→ EXERCISE DESCRIPTION
Your response should consist of every record, exactly as given.

→ DATA TO USE
+++

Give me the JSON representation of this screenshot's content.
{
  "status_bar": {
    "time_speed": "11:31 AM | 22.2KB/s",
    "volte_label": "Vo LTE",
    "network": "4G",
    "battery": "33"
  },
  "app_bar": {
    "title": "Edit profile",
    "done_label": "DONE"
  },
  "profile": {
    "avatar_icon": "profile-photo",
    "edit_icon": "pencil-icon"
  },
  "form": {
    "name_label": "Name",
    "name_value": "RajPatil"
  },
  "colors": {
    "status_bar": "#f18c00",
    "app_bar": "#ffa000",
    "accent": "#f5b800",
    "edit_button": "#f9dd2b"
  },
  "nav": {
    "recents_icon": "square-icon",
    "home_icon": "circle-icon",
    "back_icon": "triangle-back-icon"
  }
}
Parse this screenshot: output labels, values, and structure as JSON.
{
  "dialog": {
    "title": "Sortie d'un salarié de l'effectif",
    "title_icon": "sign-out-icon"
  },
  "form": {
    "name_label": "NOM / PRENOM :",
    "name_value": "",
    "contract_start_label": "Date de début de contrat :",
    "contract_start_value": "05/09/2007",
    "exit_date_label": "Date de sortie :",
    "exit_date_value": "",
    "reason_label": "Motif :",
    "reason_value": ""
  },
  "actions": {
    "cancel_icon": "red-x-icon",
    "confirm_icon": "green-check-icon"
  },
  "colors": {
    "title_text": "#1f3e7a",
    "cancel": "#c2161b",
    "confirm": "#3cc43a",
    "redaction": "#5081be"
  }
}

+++

→ RESPONSE TO THE TASK
Give me the JSON representation of this screenshot's content.
{
  "status_bar": {
    "time_speed": "11:31 AM | 22.2KB/s",
    "volte_label": "Vo LTE",
    "network": "4G",
    "battery": "33"
  },
  "app_bar": {
    "title": "Edit profile",
    "done_label": "DONE"
  },
  "profile": {
    "avatar_icon": "profile-photo",
    "edit_icon": "pencil-icon"
  },
  "form": {
    "name_label": "Name",
    "name_value": "RajPatil"
  },
  "colors": {
    "status_bar": "#f18c00",
    "app_bar": "#ffa000",
    "accent": "#f5b800",
    "edit_button": "#f9dd2b"
  },
  "nav": {
    "recents_icon": "square-icon",
    "home_icon": "circle-icon",
    "back_icon": "triangle-back-icon"
  }
}
Parse this screenshot: output labels, values, and structure as JSON.
{
  "dialog": {
    "title": "Sortie d'un salarié de l'effectif",
    "title_icon": "sign-out-icon"
  },
  "form": {
    "name_label": "NOM / PRENOM :",
    "name_value": "",
    "contract_start_label": "Date de début de contrat :",
    "contract_start_value": "05/09/2007",
    "exit_date_label": "Date de sortie :",
    "exit_date_value": "",
    "reason_label": "Motif :",
    "reason_value": ""
  },
  "actions": {
    "cancel_icon": "red-x-icon",
    "confirm_icon": "green-check-icon"
  },
  "colors": {
    "title_text": "#1f3e7a",
    "cancel": "#c2161b",
    "confirm": "#3cc43a",
    "redaction": "#5081be"
  }
}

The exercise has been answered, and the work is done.